#### [Required action]
Keyword search on "JSON": report each line of the records that contains it.

Web page and app entries:
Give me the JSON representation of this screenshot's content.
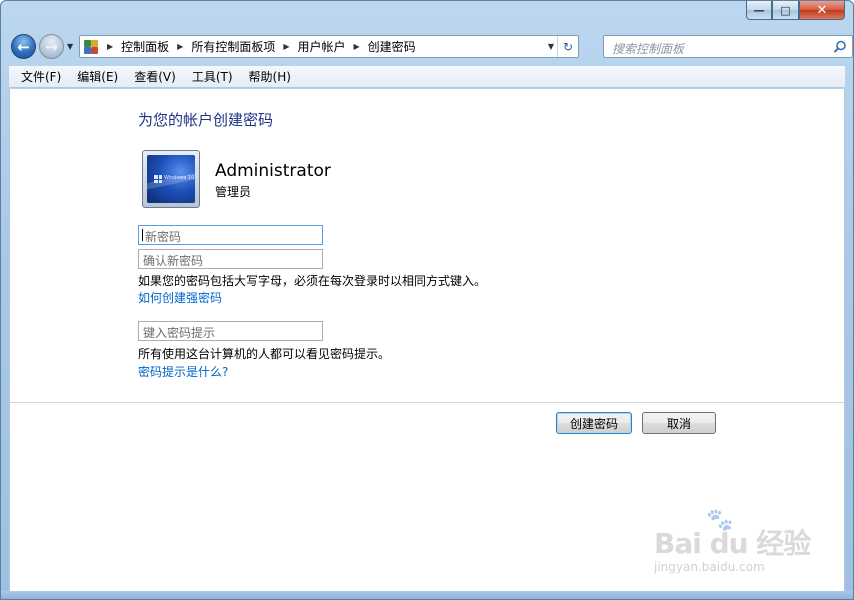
{
  "window": {
    "minimize_glyph": "—",
    "maximize_glyph": "□",
    "close_glyph": "✕"
  },
  "nav": {
    "back_icon": "back-arrow-icon",
    "forward_icon": "forward-arrow-icon",
    "back_glyph": "←",
    "forward_glyph": "→",
    "recent_glyph": "▼"
  },
  "address": {
    "breadcrumb": [
      "控制面板",
      "所有控制面板项",
      "用户帐户",
      "创建密码"
    ],
    "separator_glyph": "▶",
    "dropdown_glyph": "▼",
    "refresh_glyph": "↻"
  },
  "search": {
    "placeholder": "搜索控制面板"
  },
  "menu": {
    "items": [
      "文件(F)",
      "编辑(E)",
      "查看(V)",
      "工具(T)",
      "帮助(H)"
    ]
  },
  "page": {
    "title": "为您的帐户创建密码",
    "user": {
      "name": "Administrator",
      "role": "管理员",
      "tile_text": "Windows 10"
    },
    "new_password_placeholder": "新密码",
    "confirm_password_placeholder": "确认新密码",
    "case_note": "如果您的密码包括大写字母，必须在每次登录时以相同方式键入。",
    "strong_password_link": "如何创建强密码",
    "hint_placeholder": "键入密码提示",
    "hint_note": "所有使用这台计算机的人都可以看见密码提示。",
    "hint_link": "密码提示是什么?",
    "create_button": "创建密码",
    "cancel_button": "取消"
  },
  "watermark": {
    "brand": "Bai du 经验",
    "url": "jingyan.baidu.com"
  },
  "colors": {
    "title_blue": "#1e3287",
    "link_blue": "#0066cc",
    "frame_blue": "#a9c9e8"
  }
}
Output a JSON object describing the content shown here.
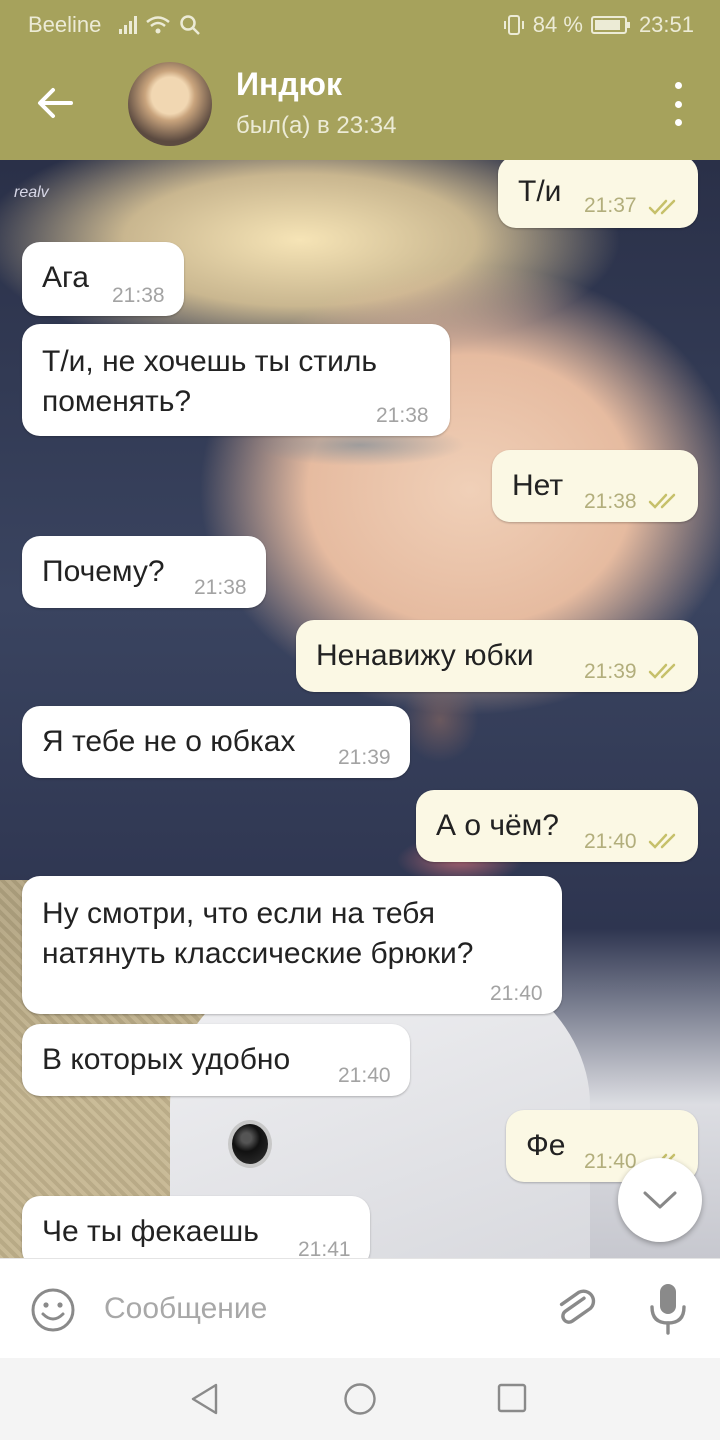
{
  "status_bar": {
    "carrier": "Beeline",
    "battery": "84 %",
    "time": "23:51"
  },
  "header": {
    "contact_name": "Индюк",
    "last_seen": "был(а) в 23:34",
    "watermark": "realv"
  },
  "messages": [
    {
      "dir": "out",
      "text": "Т/и",
      "time": "21:37",
      "status": "read"
    },
    {
      "dir": "in",
      "text": "Ага",
      "time": "21:38"
    },
    {
      "dir": "in",
      "lines": [
        "Т/и, не хочешь ты стиль",
        "поменять?"
      ],
      "time": "21:38"
    },
    {
      "dir": "out",
      "text": "Нет",
      "time": "21:38",
      "status": "read"
    },
    {
      "dir": "in",
      "text": "Почему?",
      "time": "21:38"
    },
    {
      "dir": "out",
      "text": "Ненавижу юбки",
      "time": "21:39",
      "status": "read"
    },
    {
      "dir": "in",
      "text": "Я тебе не о юбках",
      "time": "21:39"
    },
    {
      "dir": "out",
      "text": "А о чём?",
      "time": "21:40",
      "status": "read"
    },
    {
      "dir": "in",
      "lines": [
        "Ну смотри, что если на тебя",
        "натянуть классические брюки?"
      ],
      "time": "21:40"
    },
    {
      "dir": "in",
      "text": "В которых удобно",
      "time": "21:40"
    },
    {
      "dir": "out",
      "text": "Фе",
      "time": "21:40",
      "status": "read"
    },
    {
      "dir": "in",
      "text": "Че ты фекаешь",
      "time": "21:41"
    }
  ],
  "composer": {
    "placeholder": "Сообщение"
  },
  "colors": {
    "header": "#a6a25c",
    "outgoing_bubble": "#fbf8e4",
    "incoming_bubble": "#ffffff",
    "read_check": "#c6c06a"
  }
}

#### [Response box]
Give me the JSON representation of this screenshot's content.
Output a JSON object describing the content shown here.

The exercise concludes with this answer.